Given the records below, pull every line with the word "data" into the answer.

Segment Start: ENTRIES SHOWN

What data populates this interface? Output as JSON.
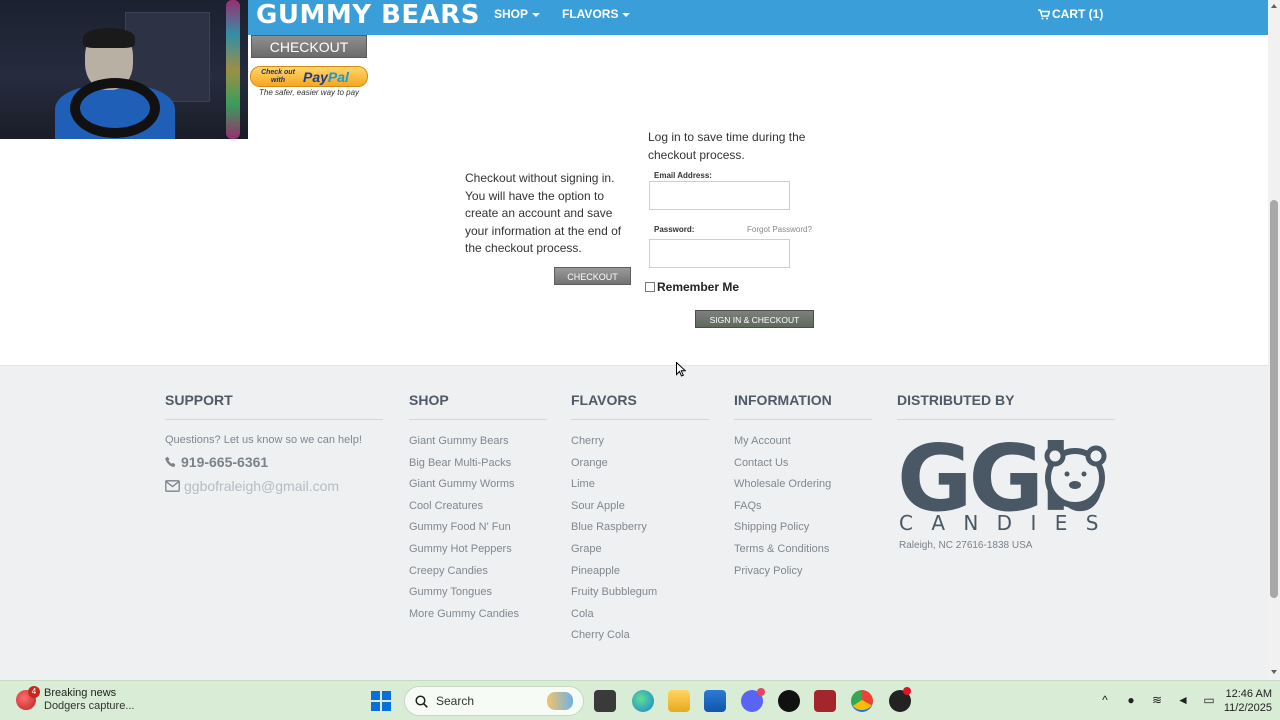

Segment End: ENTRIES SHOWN
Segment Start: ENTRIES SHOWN

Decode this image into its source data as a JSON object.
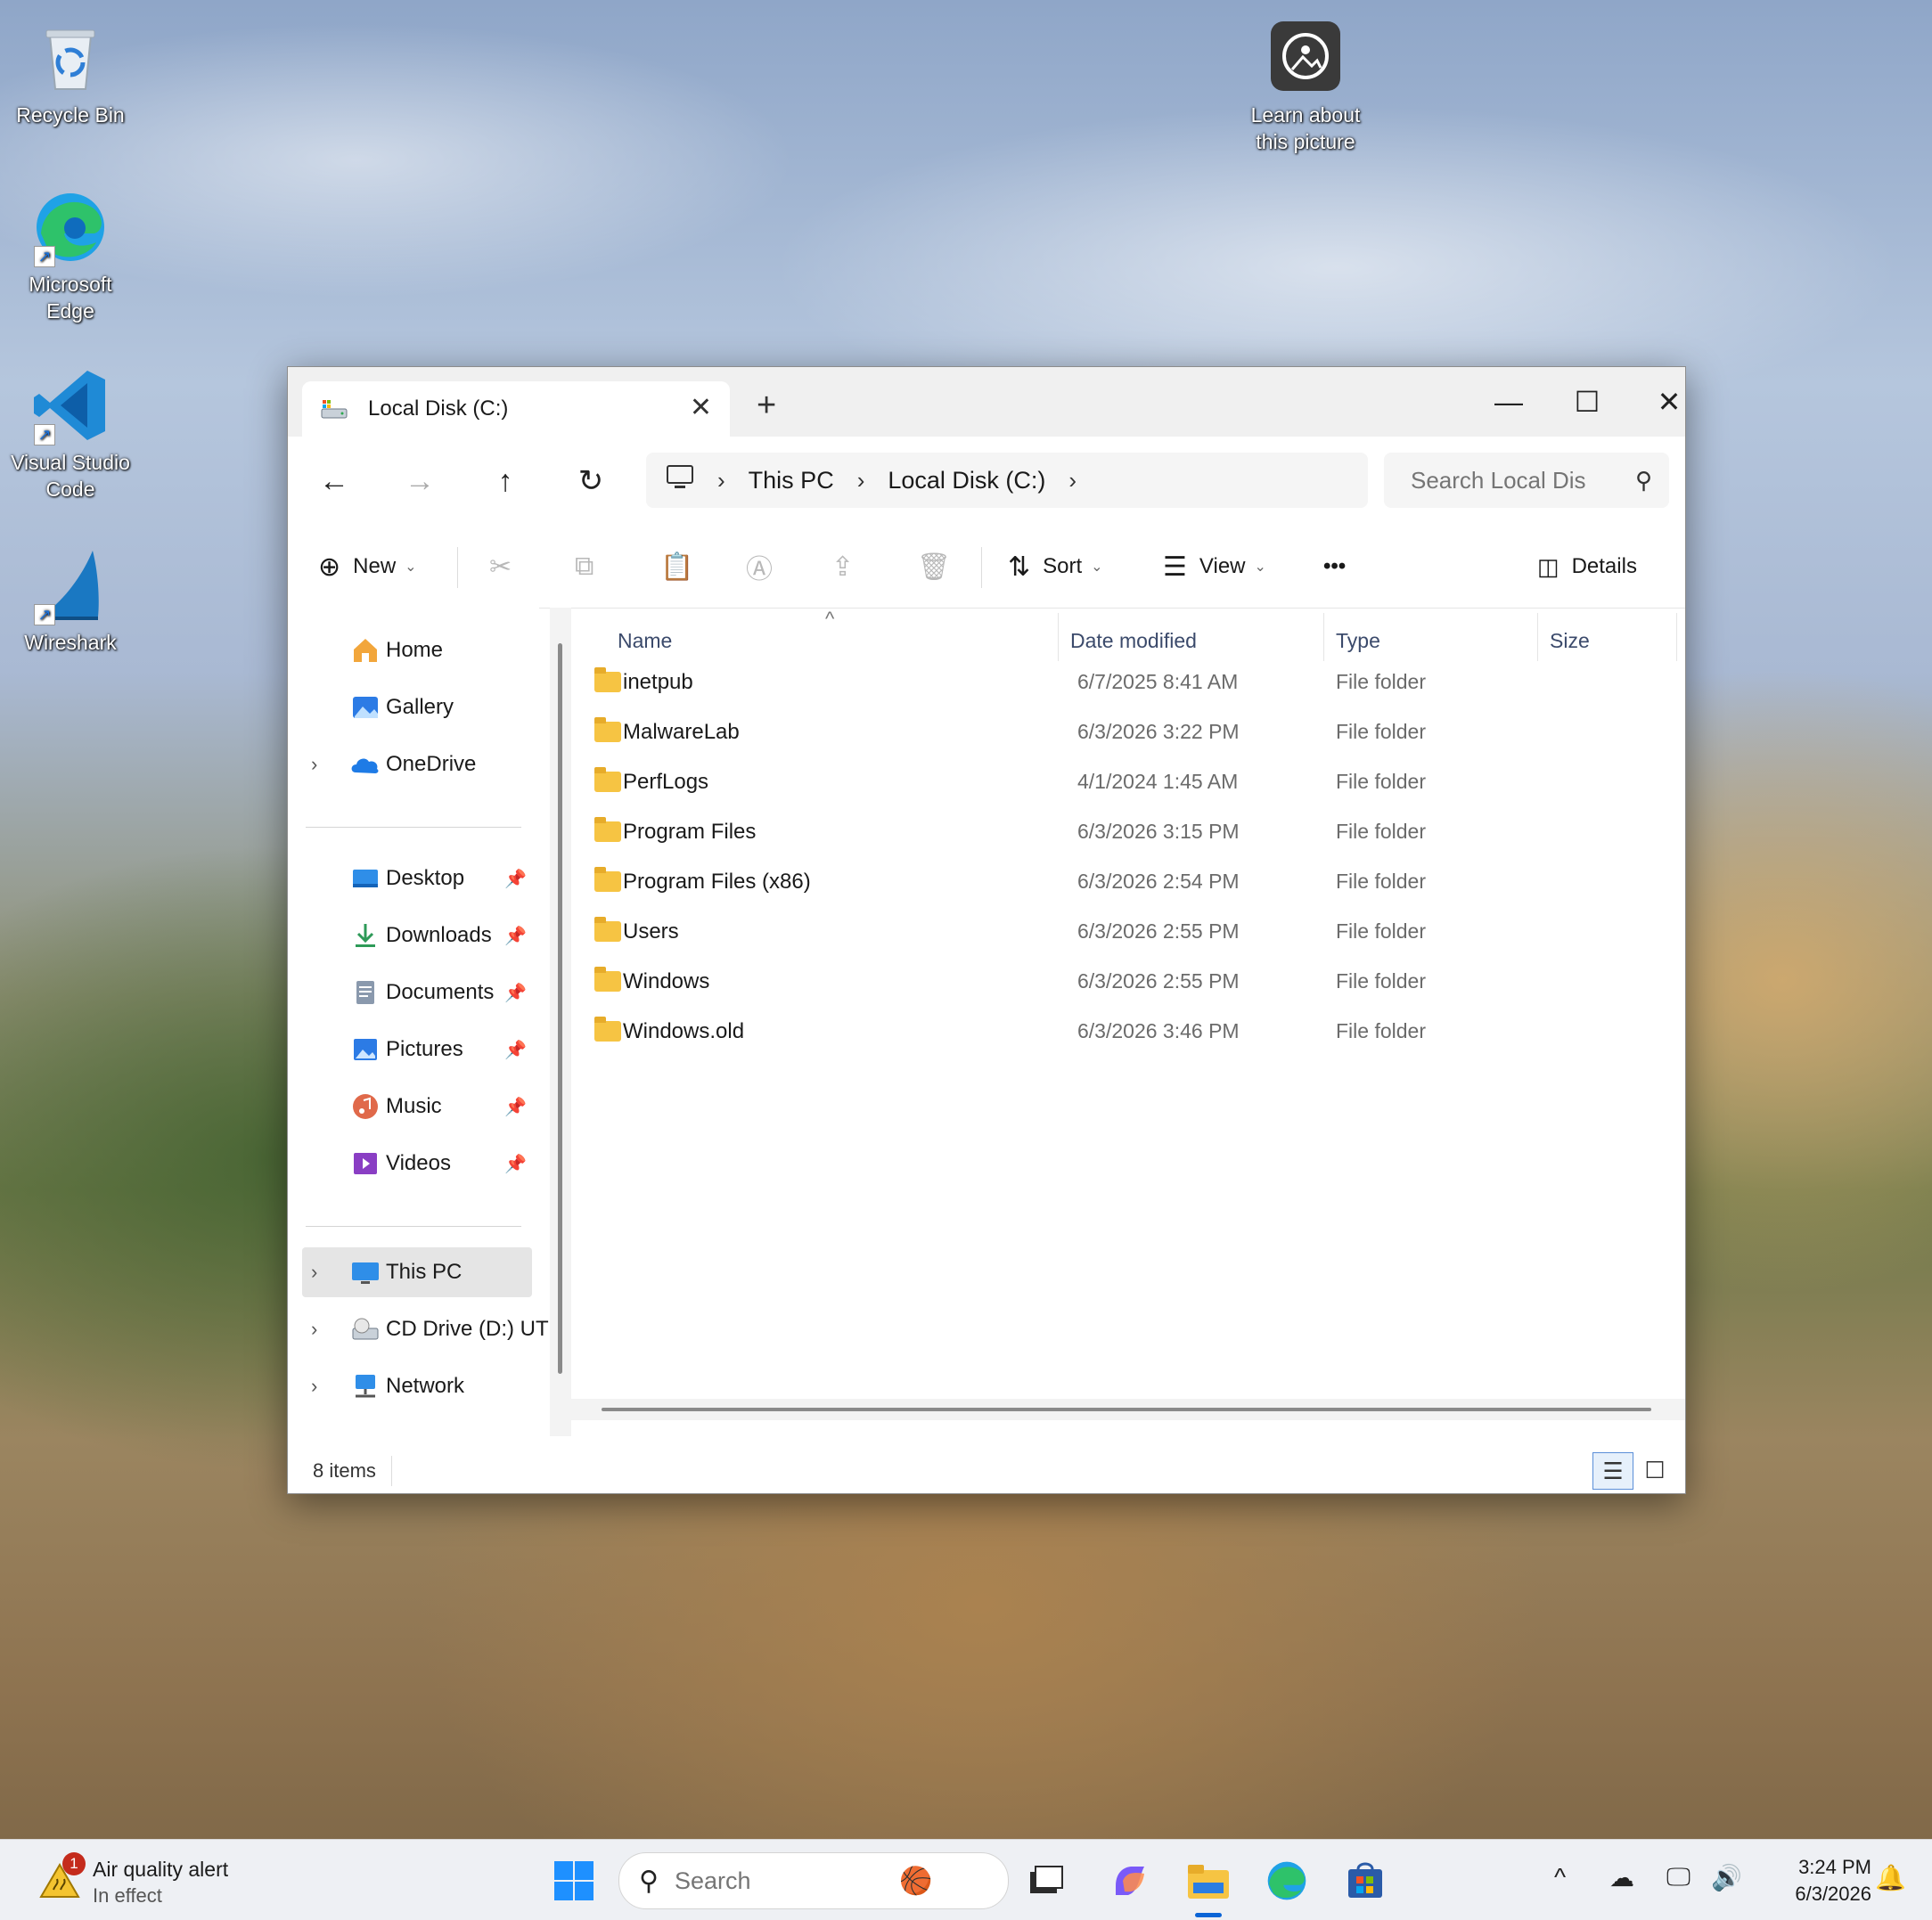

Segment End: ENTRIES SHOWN
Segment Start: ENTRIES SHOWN

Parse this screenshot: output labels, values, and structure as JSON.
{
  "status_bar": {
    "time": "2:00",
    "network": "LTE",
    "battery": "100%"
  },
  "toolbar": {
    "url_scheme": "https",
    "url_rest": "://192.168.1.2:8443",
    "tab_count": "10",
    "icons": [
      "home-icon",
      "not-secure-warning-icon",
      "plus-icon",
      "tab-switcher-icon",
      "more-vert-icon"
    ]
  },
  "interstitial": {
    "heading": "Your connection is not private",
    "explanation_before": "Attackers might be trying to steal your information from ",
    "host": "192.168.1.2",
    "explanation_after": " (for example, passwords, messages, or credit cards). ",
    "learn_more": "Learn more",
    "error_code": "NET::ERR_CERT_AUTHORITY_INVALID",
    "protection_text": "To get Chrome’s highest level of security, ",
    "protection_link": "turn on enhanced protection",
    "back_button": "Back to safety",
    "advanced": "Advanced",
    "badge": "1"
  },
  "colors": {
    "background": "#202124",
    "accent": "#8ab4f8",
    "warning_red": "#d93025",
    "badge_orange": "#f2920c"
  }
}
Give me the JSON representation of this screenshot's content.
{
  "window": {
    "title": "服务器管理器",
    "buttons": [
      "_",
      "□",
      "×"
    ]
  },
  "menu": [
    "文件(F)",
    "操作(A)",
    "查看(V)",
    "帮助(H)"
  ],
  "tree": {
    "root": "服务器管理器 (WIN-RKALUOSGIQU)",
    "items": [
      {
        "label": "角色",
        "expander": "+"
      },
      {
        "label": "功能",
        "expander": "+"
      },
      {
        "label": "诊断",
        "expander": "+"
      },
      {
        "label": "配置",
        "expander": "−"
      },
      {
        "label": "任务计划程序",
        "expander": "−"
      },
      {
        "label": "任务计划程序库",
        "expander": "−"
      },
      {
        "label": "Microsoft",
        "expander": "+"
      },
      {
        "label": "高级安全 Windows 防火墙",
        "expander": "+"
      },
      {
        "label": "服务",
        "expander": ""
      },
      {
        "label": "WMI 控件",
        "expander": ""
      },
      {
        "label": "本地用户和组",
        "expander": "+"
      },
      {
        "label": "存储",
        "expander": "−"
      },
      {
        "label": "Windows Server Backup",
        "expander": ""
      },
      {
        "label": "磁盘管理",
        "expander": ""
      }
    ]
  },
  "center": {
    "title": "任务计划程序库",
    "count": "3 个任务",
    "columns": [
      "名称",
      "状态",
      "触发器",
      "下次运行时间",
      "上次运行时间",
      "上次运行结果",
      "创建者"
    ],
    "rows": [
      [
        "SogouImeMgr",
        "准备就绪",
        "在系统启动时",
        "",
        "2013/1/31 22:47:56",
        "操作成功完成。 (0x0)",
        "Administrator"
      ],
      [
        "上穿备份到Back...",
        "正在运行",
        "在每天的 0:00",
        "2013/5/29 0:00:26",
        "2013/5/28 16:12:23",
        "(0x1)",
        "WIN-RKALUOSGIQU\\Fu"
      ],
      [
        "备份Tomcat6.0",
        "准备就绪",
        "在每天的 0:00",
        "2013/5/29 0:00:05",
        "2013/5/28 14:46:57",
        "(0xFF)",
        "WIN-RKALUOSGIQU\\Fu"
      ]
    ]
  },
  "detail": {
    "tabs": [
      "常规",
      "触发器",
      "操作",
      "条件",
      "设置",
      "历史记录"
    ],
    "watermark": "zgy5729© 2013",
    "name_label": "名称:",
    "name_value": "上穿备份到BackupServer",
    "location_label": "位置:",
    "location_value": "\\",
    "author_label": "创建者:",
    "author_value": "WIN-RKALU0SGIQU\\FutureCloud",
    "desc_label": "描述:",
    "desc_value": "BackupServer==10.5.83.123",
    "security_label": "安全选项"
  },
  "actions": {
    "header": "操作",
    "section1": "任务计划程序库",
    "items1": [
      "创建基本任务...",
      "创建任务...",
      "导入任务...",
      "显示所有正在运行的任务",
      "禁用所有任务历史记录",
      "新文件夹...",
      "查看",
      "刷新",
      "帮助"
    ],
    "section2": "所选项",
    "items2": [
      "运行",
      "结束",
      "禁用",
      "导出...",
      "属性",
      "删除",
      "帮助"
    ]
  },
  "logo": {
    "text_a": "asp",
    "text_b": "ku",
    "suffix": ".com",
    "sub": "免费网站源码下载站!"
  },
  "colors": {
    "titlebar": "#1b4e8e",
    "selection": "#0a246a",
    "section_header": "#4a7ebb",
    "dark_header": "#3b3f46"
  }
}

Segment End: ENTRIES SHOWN

▶ OUTPUT FOR THIS TASK
What data populates this interface? Output as JSON.
Decode this image into its source data as a JSON object.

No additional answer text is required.